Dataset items
=== Begin Enclosure ===

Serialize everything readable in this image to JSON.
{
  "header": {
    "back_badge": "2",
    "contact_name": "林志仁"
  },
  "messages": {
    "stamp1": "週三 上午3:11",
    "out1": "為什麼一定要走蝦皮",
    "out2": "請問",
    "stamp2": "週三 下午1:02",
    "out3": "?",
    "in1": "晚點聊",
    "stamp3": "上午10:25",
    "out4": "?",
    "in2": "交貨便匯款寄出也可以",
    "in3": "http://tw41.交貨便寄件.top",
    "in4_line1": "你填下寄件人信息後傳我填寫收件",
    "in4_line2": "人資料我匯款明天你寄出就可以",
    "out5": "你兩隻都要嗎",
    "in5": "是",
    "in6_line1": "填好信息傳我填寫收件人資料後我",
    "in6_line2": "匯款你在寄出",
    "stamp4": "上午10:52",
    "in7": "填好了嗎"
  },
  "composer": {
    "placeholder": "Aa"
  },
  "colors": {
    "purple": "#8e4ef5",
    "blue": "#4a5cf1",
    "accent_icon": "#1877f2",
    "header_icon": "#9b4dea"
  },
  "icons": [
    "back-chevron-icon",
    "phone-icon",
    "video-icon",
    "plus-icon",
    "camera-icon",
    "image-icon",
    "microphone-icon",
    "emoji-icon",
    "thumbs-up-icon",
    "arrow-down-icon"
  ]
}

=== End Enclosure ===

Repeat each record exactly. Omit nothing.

Serialize everything readable in this image to JSON.
{
  "header": {
    "back_badge": "2",
    "contact_name": "林志仁"
  },
  "messages": {
    "stamp1": "週三 上午3:11",
    "out1": "為什麼一定要走蝦皮",
    "out2": "請問",
    "stamp2": "週三 下午1:02",
    "out3": "?",
    "in1": "晚點聊",
    "stamp3": "上午10:25",
    "out4": "?",
    "in2": "交貨便匯款寄出也可以",
    "in3": "http://tw41.交貨便寄件.top",
    "in4_line1": "你填下寄件人信息後傳我填寫收件",
    "in4_line2": "人資料我匯款明天你寄出就可以",
    "out5": "你兩隻都要嗎",
    "in5": "是",
    "in6_line1": "填好信息傳我填寫收件人資料後我",
    "in6_line2": "匯款你在寄出",
    "stamp4": "上午10:52",
    "in7": "填好了嗎"
  },
  "composer": {
    "placeholder": "Aa"
  },
  "colors": {
    "purple": "#8e4ef5",
    "blue": "#4a5cf1",
    "accent_icon": "#1877f2",
    "header_icon": "#9b4dea"
  },
  "icons": [
    "back-chevron-icon",
    "phone-icon",
    "video-icon",
    "plus-icon",
    "camera-icon",
    "image-icon",
    "microphone-icon",
    "emoji-icon",
    "thumbs-up-icon",
    "arrow-down-icon"
  ]
}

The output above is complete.